We constructed a novel cell surface display system to control the ratio of target proteins on the Saccharomyces cerevisiae cell surface, using two pairs of protein-protein interactions. One protein pair is the Z domain of protein A derived from Staphylococcus aureus and the Fc domain of human immunoglobulin G. The other is the cohesin (Coh) and dockerin (Dock) from the cellulosome of Clostridium cellulovorans. In this proposed displaying system, the scaffolding proteins (fusion proteins of Z and Coh) were displayed on the cell surface by fusing with the 3′ half of α-agglutinin, and the target proteins fused with Fc or Dock were secreted. As a target protein, a recombinant Trichoderma reesei endoglucanase II (EGII) was secreted into the medium and immediately displayed on the yeast cell surface via the Z and Fc domains. Display of EGII on the cell surface was confirmed by hydrolysis of β-glucan as a substrate, and EGII activity was detected in the cell pellet fraction.

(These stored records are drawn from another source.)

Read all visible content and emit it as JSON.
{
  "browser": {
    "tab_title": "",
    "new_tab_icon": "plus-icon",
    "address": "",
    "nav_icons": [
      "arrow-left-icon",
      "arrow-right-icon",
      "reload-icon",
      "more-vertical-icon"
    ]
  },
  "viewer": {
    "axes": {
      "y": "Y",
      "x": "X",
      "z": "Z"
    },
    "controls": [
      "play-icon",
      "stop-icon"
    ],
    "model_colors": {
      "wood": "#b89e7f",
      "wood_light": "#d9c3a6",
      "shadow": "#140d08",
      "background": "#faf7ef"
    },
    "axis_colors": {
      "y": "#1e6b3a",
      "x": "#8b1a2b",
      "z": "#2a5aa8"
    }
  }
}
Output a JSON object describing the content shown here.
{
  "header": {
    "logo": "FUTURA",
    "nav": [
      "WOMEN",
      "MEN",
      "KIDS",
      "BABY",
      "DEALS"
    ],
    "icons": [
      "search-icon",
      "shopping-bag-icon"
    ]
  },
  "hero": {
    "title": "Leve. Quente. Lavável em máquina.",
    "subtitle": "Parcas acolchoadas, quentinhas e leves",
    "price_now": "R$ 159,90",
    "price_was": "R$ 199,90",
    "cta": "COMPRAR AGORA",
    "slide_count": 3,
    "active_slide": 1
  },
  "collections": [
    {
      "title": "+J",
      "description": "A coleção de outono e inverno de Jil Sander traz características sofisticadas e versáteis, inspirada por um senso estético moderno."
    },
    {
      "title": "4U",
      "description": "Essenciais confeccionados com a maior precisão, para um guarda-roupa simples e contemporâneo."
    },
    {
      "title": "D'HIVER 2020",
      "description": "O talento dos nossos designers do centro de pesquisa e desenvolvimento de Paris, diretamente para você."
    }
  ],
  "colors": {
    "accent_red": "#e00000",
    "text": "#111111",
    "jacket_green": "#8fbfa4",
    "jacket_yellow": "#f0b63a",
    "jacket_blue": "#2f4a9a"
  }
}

Finally, two enzymes, EGII and Aspergillus aculeatus β-glucosidase 1, were codisplayed on the cell surface via Z-Fc and Dock-Coh interactions, respectively. As a result, the yeast displaying two enzymes hydrolyzed β-glucan to glucose very well. These results strongly indicated that the proposed strategy, the simultaneous display of two enzymes on the yeast cell surface, was accomplished by quantitatively controlling the display system using affinity binding.
PMCID: PMC2698344  PMID: 19411409
21.  Discovery of a Modified Transcription Factor Endowing Yeasts with Organic-Solvent Tolerance and Reconstruction of an Organic-Solvent-Tolerant Saccharomyces cerevisiae Strain▿  
Applied and Environmental Microbiology  2008;74(13):4222-4225.
Organic-solvent tolerance in Saccharomyces cerevisiae strain KK-211, which was first isolated as an organic-solvent-tolerant strain, depends on point mutation (R821S) of the transcription factor Pdr1p. The integration of the PDR1 R821S mutation into wild-type yeast results in organic-solvent tolerance, and the PDR1 R821S mutant can reduce carbonyl compounds in organic solvents.
PMCID: PMC2446499  PMID: 18469127

Results 1-21 (21)